Please return the records below exactly as they stand.
+-------+
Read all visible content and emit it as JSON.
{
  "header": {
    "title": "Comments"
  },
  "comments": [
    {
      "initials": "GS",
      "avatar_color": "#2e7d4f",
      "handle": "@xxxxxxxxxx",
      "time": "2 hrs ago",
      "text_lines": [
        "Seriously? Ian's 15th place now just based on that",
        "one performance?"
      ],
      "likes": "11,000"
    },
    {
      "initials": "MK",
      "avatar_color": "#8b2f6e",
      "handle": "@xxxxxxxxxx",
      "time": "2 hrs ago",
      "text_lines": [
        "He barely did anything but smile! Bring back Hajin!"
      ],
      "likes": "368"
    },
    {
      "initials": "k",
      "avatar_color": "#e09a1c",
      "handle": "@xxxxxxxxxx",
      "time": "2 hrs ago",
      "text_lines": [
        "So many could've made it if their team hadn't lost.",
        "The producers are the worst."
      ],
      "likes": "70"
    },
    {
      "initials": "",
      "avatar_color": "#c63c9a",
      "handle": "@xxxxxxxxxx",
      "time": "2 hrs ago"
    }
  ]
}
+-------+
RESPONSE BELOW:
Read all visible content and emit it as JSON.
{
  "header": {
    "title": "Comments"
  },
  "comments": [
    {
      "initials": "GS",
      "avatar_color": "#2e7d4f",
      "handle": "@xxxxxxxxxx",
      "time": "2 hrs ago",
      "text_lines": [
        "Seriously? Ian's 15th place now just based on that",
        "one performance?"
      ],
      "likes": "11,000"
    },
    {
      "initials": "MK",
      "avatar_color": "#8b2f6e",
      "handle": "@xxxxxxxxxx",
      "time": "2 hrs ago",
      "text_lines": [
        "He barely did anything but smile! Bring back Hajin!"
      ],
      "likes": "368"
    },
    {
      "initials": "k",
      "avatar_color": "#e09a1c",
      "handle": "@xxxxxxxxxx",
      "time": "2 hrs ago",
      "text_lines": [
        "So many could've made it if their team hadn't lost.",
        "The producers are the worst."
      ],
      "likes": "70"
    },
    {
      "initials": "",
      "avatar_color": "#c63c9a",
      "handle": "@xxxxxxxxxx",
      "time": "2 hrs ago"
    }
  ]
}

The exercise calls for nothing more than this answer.